Speaking recently the actress commented “I can’t do my job the same as everyone else if I don’t have equal access to it. So if you provide me my access then I’ll do my job the same as everyone else’s. I like to try to do better, because I like to prove people’s expectations of me are wrong.” She further explained “A lot of people think that deaf people can’t hear the music, enjoy the music, and enjoy dancing, so I thought it would be a good platform for me to break that stereotype”.
The BBC show’s Executive Producer, Sarah James, has explained that the production team have consulted with the actress about the support she requires on the show. Some of the team have attended additional deaf awareness training, learning some sign language and they’ve been listening to Ayling-Ellis to understand what she needs. To provide further support she will benefit from an interpreter to support her throughout the series, in all rehearsals, backstage and during the live shows.

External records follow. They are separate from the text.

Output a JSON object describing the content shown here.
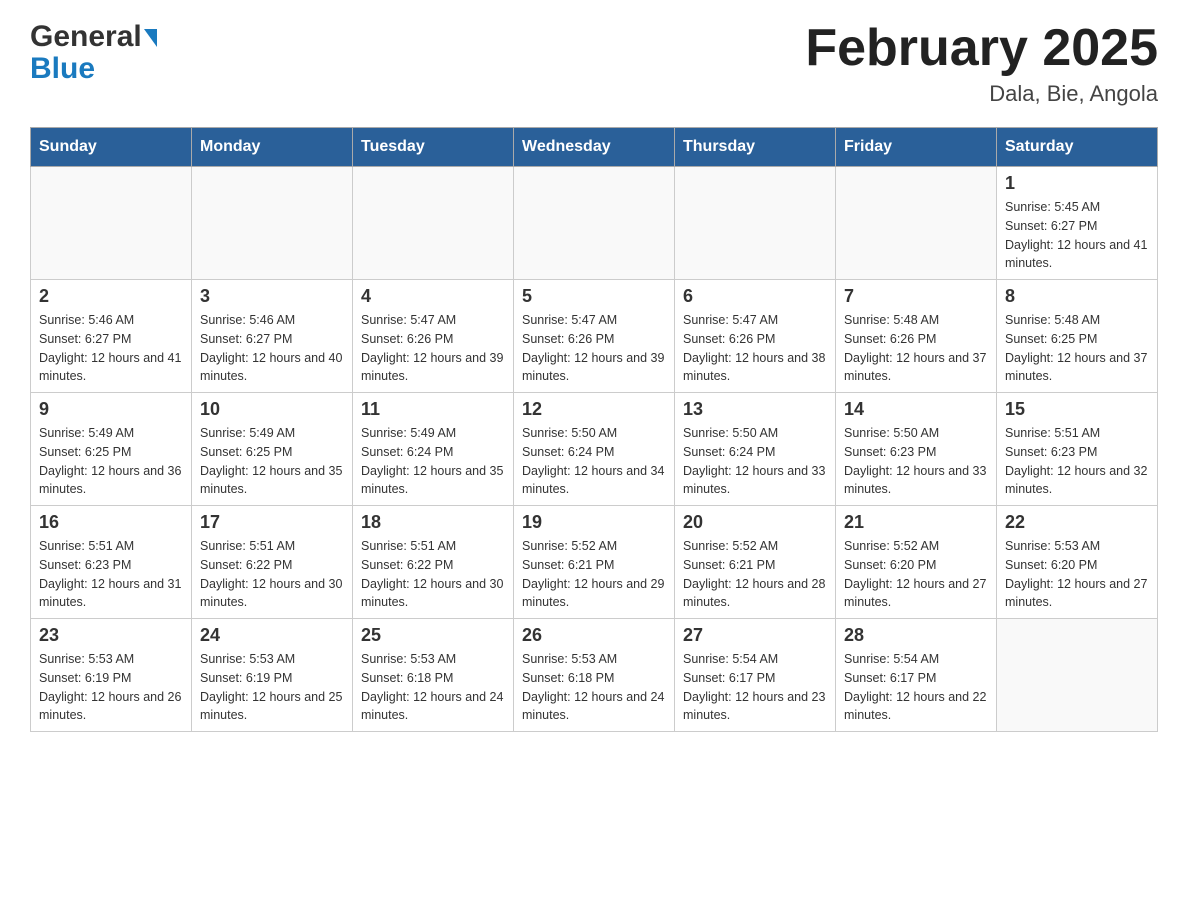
{
  "header": {
    "logo_general": "General",
    "logo_blue": "Blue",
    "title": "February 2025",
    "subtitle": "Dala, Bie, Angola"
  },
  "calendar": {
    "days_of_week": [
      "Sunday",
      "Monday",
      "Tuesday",
      "Wednesday",
      "Thursday",
      "Friday",
      "Saturday"
    ],
    "weeks": [
      [
        {
          "day": "",
          "info": ""
        },
        {
          "day": "",
          "info": ""
        },
        {
          "day": "",
          "info": ""
        },
        {
          "day": "",
          "info": ""
        },
        {
          "day": "",
          "info": ""
        },
        {
          "day": "",
          "info": ""
        },
        {
          "day": "1",
          "info": "Sunrise: 5:45 AM\nSunset: 6:27 PM\nDaylight: 12 hours and 41 minutes."
        }
      ],
      [
        {
          "day": "2",
          "info": "Sunrise: 5:46 AM\nSunset: 6:27 PM\nDaylight: 12 hours and 41 minutes."
        },
        {
          "day": "3",
          "info": "Sunrise: 5:46 AM\nSunset: 6:27 PM\nDaylight: 12 hours and 40 minutes."
        },
        {
          "day": "4",
          "info": "Sunrise: 5:47 AM\nSunset: 6:26 PM\nDaylight: 12 hours and 39 minutes."
        },
        {
          "day": "5",
          "info": "Sunrise: 5:47 AM\nSunset: 6:26 PM\nDaylight: 12 hours and 39 minutes."
        },
        {
          "day": "6",
          "info": "Sunrise: 5:47 AM\nSunset: 6:26 PM\nDaylight: 12 hours and 38 minutes."
        },
        {
          "day": "7",
          "info": "Sunrise: 5:48 AM\nSunset: 6:26 PM\nDaylight: 12 hours and 37 minutes."
        },
        {
          "day": "8",
          "info": "Sunrise: 5:48 AM\nSunset: 6:25 PM\nDaylight: 12 hours and 37 minutes."
        }
      ],
      [
        {
          "day": "9",
          "info": "Sunrise: 5:49 AM\nSunset: 6:25 PM\nDaylight: 12 hours and 36 minutes."
        },
        {
          "day": "10",
          "info": "Sunrise: 5:49 AM\nSunset: 6:25 PM\nDaylight: 12 hours and 35 minutes."
        },
        {
          "day": "11",
          "info": "Sunrise: 5:49 AM\nSunset: 6:24 PM\nDaylight: 12 hours and 35 minutes."
        },
        {
          "day": "12",
          "info": "Sunrise: 5:50 AM\nSunset: 6:24 PM\nDaylight: 12 hours and 34 minutes."
        },
        {
          "day": "13",
          "info": "Sunrise: 5:50 AM\nSunset: 6:24 PM\nDaylight: 12 hours and 33 minutes."
        },
        {
          "day": "14",
          "info": "Sunrise: 5:50 AM\nSunset: 6:23 PM\nDaylight: 12 hours and 33 minutes."
        },
        {
          "day": "15",
          "info": "Sunrise: 5:51 AM\nSunset: 6:23 PM\nDaylight: 12 hours and 32 minutes."
        }
      ],
      [
        {
          "day": "16",
          "info": "Sunrise: 5:51 AM\nSunset: 6:23 PM\nDaylight: 12 hours and 31 minutes."
        },
        {
          "day": "17",
          "info": "Sunrise: 5:51 AM\nSunset: 6:22 PM\nDaylight: 12 hours and 30 minutes."
        },
        {
          "day": "18",
          "info": "Sunrise: 5:51 AM\nSunset: 6:22 PM\nDaylight: 12 hours and 30 minutes."
        },
        {
          "day": "19",
          "info": "Sunrise: 5:52 AM\nSunset: 6:21 PM\nDaylight: 12 hours and 29 minutes."
        },
        {
          "day": "20",
          "info": "Sunrise: 5:52 AM\nSunset: 6:21 PM\nDaylight: 12 hours and 28 minutes."
        },
        {
          "day": "21",
          "info": "Sunrise: 5:52 AM\nSunset: 6:20 PM\nDaylight: 12 hours and 27 minutes."
        },
        {
          "day": "22",
          "info": "Sunrise: 5:53 AM\nSunset: 6:20 PM\nDaylight: 12 hours and 27 minutes."
        }
      ],
      [
        {
          "day": "23",
          "info": "Sunrise: 5:53 AM\nSunset: 6:19 PM\nDaylight: 12 hours and 26 minutes."
        },
        {
          "day": "24",
          "info": "Sunrise: 5:53 AM\nSunset: 6:19 PM\nDaylight: 12 hours and 25 minutes."
        },
        {
          "day": "25",
          "info": "Sunrise: 5:53 AM\nSunset: 6:18 PM\nDaylight: 12 hours and 24 minutes."
        },
        {
          "day": "26",
          "info": "Sunrise: 5:53 AM\nSunset: 6:18 PM\nDaylight: 12 hours and 24 minutes."
        },
        {
          "day": "27",
          "info": "Sunrise: 5:54 AM\nSunset: 6:17 PM\nDaylight: 12 hours and 23 minutes."
        },
        {
          "day": "28",
          "info": "Sunrise: 5:54 AM\nSunset: 6:17 PM\nDaylight: 12 hours and 22 minutes."
        },
        {
          "day": "",
          "info": ""
        }
      ]
    ]
  }
}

The Equality Act 2010 provides a duty on organisations and bodies to make reasonable adjustments. In essence it provides an obligation to take reasonable steps to eliminate barriers to access and participation for disabled people.

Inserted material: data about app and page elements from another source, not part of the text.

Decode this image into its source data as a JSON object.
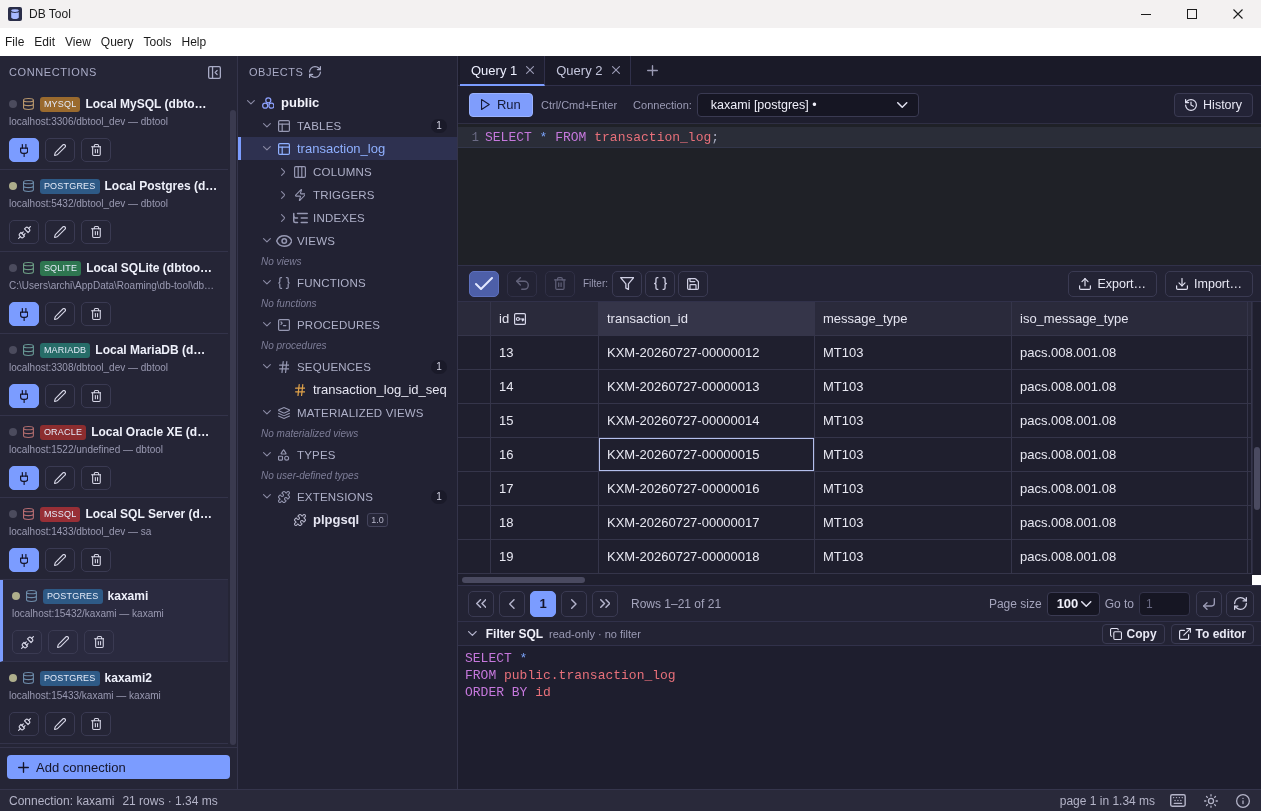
{
  "window": {
    "title": "DB Tool"
  },
  "menu": [
    "File",
    "Edit",
    "View",
    "Query",
    "Tools",
    "Help"
  ],
  "connections_panel": {
    "title": "CONNECTIONS",
    "connections": [
      {
        "badge": "MYSQL",
        "color": "#9a6a2e",
        "name": "Local MySQL (dbto…",
        "address": "localhost:3306/dbtool_dev — dbtool",
        "connected": false,
        "selected": false
      },
      {
        "badge": "POSTGRES",
        "color": "#2e5a86",
        "name": "Local Postgres (d…",
        "address": "localhost:5432/dbtool_dev — dbtool",
        "connected": true,
        "selected": false
      },
      {
        "badge": "SQLITE",
        "color": "#2e7650",
        "name": "Local SQLite (dbtoo…",
        "address": "C:\\Users\\archi\\AppData\\Roaming\\db-tool\\db…",
        "connected": false,
        "selected": false
      },
      {
        "badge": "MARIADB",
        "color": "#276c68",
        "name": "Local MariaDB (d…",
        "address": "localhost:3308/dbtool_dev — dbtool",
        "connected": false,
        "selected": false
      },
      {
        "badge": "ORACLE",
        "color": "#8c2d2f",
        "name": "Local Oracle XE (d…",
        "address": "localhost:1522/undefined — dbtool",
        "connected": false,
        "selected": false
      },
      {
        "badge": "MSSQL",
        "color": "#982f36",
        "name": "Local SQL Server (d…",
        "address": "localhost:1433/dbtool_dev — sa",
        "connected": false,
        "selected": false
      },
      {
        "badge": "POSTGRES",
        "color": "#2e5a86",
        "name": "kaxami",
        "address": "localhost:15432/kaxami — kaxami",
        "connected": true,
        "selected": true
      },
      {
        "badge": "POSTGRES",
        "color": "#2e5a86",
        "name": "kaxami2",
        "address": "localhost:15433/kaxami — kaxami",
        "connected": true,
        "selected": false
      }
    ],
    "add_button": "Add connection"
  },
  "objects_panel": {
    "title": "OBJECTS",
    "tree": [
      {
        "kind": "schema",
        "label": "public",
        "expanded": true,
        "selected": false,
        "children": [
          {
            "kind": "tables",
            "label": "TABLES",
            "count": "1",
            "expanded": true,
            "selected": false,
            "children": [
              {
                "kind": "table",
                "label": "transaction_log",
                "expanded": true,
                "selected": true,
                "children": [
                  {
                    "kind": "columns",
                    "label": "COLUMNS",
                    "expanded": false,
                    "selected": false
                  },
                  {
                    "kind": "triggers",
                    "label": "TRIGGERS",
                    "expanded": false,
                    "selected": false
                  },
                  {
                    "kind": "indexes",
                    "label": "INDEXES",
                    "expanded": false,
                    "selected": false
                  }
                ]
              }
            ]
          },
          {
            "kind": "views",
            "label": "VIEWS",
            "expanded": true,
            "selected": false,
            "note": "No views"
          },
          {
            "kind": "functions",
            "label": "FUNCTIONS",
            "expanded": true,
            "selected": false,
            "note": "No functions"
          },
          {
            "kind": "procedures",
            "label": "PROCEDURES",
            "expanded": true,
            "selected": false,
            "note": "No procedures"
          },
          {
            "kind": "sequences",
            "label": "SEQUENCES",
            "count": "1",
            "expanded": true,
            "selected": false,
            "children": [
              {
                "kind": "sequence",
                "label": "transaction_log_id_seq",
                "selected": false
              }
            ]
          },
          {
            "kind": "matviews",
            "label": "MATERIALIZED VIEWS",
            "expanded": true,
            "selected": false,
            "note": "No materialized views"
          },
          {
            "kind": "types",
            "label": "TYPES",
            "expanded": true,
            "selected": false,
            "note": "No user-defined types"
          },
          {
            "kind": "extensions",
            "label": "EXTENSIONS",
            "count": "1",
            "expanded": true,
            "selected": false,
            "children": [
              {
                "kind": "extension",
                "label": "plpgsql",
                "version": "1.0",
                "selected": false
              }
            ]
          }
        ]
      }
    ]
  },
  "query_tabs": [
    {
      "label": "Query 1",
      "selected": true
    },
    {
      "label": "Query 2",
      "selected": false
    }
  ],
  "query_toolbar": {
    "run_label": "Run",
    "shortcut": "Ctrl/Cmd+Enter",
    "connection_label": "Connection:",
    "connection_value": "kaxami [postgres] •",
    "history_label": "History"
  },
  "editor": {
    "lines": [
      {
        "number": "1",
        "active": true,
        "tokens": [
          {
            "kind": "keyword",
            "text": "SELECT "
          },
          {
            "kind": "operator",
            "text": "* "
          },
          {
            "kind": "keyword",
            "text": "FROM "
          },
          {
            "kind": "identifier",
            "text": "transaction_log"
          },
          {
            "kind": "punctuation",
            "text": ";"
          }
        ]
      }
    ]
  },
  "grid_toolbar": {
    "edit_buttons": [
      {
        "kind": "apply",
        "disabled": false
      },
      {
        "kind": "undo",
        "disabled": true
      },
      {
        "kind": "delete",
        "disabled": true
      }
    ],
    "filter_label": "Filter:",
    "export_label": "Export…",
    "import_label": "Import…"
  },
  "table": {
    "columns": [
      {
        "label": "id",
        "primary_key": true,
        "selected": false
      },
      {
        "label": "transaction_id",
        "primary_key": false,
        "selected": true
      },
      {
        "label": "message_type",
        "primary_key": false,
        "selected": false
      },
      {
        "label": "iso_message_type",
        "primary_key": false,
        "selected": false
      }
    ],
    "rows": [
      {
        "cells": [
          "13",
          "KXM-20260727-00000012",
          "MT103",
          "pacs.008.001.08"
        ],
        "selected": false
      },
      {
        "cells": [
          "14",
          "KXM-20260727-00000013",
          "MT103",
          "pacs.008.001.08"
        ],
        "selected": false
      },
      {
        "cells": [
          "15",
          "KXM-20260727-00000014",
          "MT103",
          "pacs.008.001.08"
        ],
        "selected": false
      },
      {
        "cells": [
          "16",
          "KXM-20260727-00000015",
          "MT103",
          "pacs.008.001.08"
        ],
        "selected": true
      },
      {
        "cells": [
          "17",
          "KXM-20260727-00000016",
          "MT103",
          "pacs.008.001.08"
        ],
        "selected": false
      },
      {
        "cells": [
          "18",
          "KXM-20260727-00000017",
          "MT103",
          "pacs.008.001.08"
        ],
        "selected": false
      },
      {
        "cells": [
          "19",
          "KXM-20260727-00000018",
          "MT103",
          "pacs.008.001.08"
        ],
        "selected": false
      }
    ]
  },
  "pager": {
    "pages": [
      {
        "label": "1",
        "selected": true
      }
    ],
    "summary": "Rows 1–21 of 21",
    "page_size": {
      "label": "Page size",
      "value": "100"
    },
    "goto": {
      "label": "Go to",
      "placeholder": "1"
    }
  },
  "filter_sql": {
    "title": "Filter SQL",
    "expanded": true,
    "note": "read-only · no filter",
    "copy_label": "Copy",
    "to_editor_label": "To editor",
    "lines": [
      {
        "tokens": [
          {
            "kind": "keyword",
            "text": "SELECT "
          },
          {
            "kind": "operator",
            "text": "*"
          }
        ]
      },
      {
        "tokens": [
          {
            "kind": "keyword",
            "text": "FROM "
          },
          {
            "kind": "identifier",
            "text": "public.transaction_log"
          }
        ]
      },
      {
        "tokens": [
          {
            "kind": "keyword",
            "text": "ORDER BY "
          },
          {
            "kind": "identifier",
            "text": "id"
          }
        ]
      }
    ]
  },
  "status_bar": {
    "connection": "Connection: kaxami",
    "stats": "21 rows · 1.34 ms",
    "page_info": "page 1 in 1.34 ms"
  }
}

The duty applies in relation to services or public functions, premises, work, education or associations in three main contexts:
- Where there is a provision, criterion or practice which puts a disabled person at a substantial disadvantage in relation to a relevant matter in comparison with a non-disabled person;
- Where a physical feature puts a disabled person at a substantial disadvantage in relation to a relevant matter in comparison with non-disabled people; and
- Where an auxiliary aid or service is required by a disabled person without which they would be at a substantial disadvantage compared to those without the disability.
The duty is to take reasonable steps (rather than do everything possible) tailored to avoid the disadvantage. The failure to do this is a form of unlawful discrimination.
In the employment context the duty to make reasonable adjustments means that employers must treat the disabled person more favourably than others in an attempt to level the playing field and remove any barriers or disadvantages. So adjustments must be made if it would be reasonable to make them in the circumstances, and in consideration of whether the adjustments would ameliorate the disabled person’s disadvantage, the cost of the adjustment in light of the employer’s financial resources and the disruption that the adjustment would have on the employer’s activities.
With the availability of resources, I most certainly have an expectation that the BBC should lead by example and take significant steps to enable Ayling-Ellis to compete, This will help to level the playing field for her and put her on a more equal footing with other Strictly stars. Other organisations should take note.
With Rose Ayling-Ellis it appears that the BBC may have taken reasonable steps to support her so far. I am really looking forward to my Saturday evenings in the coming weeks hoping that she will continue to waltz her way through the weeks ahead without any barriers.
This blog is by Caroline Oliver, Senior Solicitor, didlaw.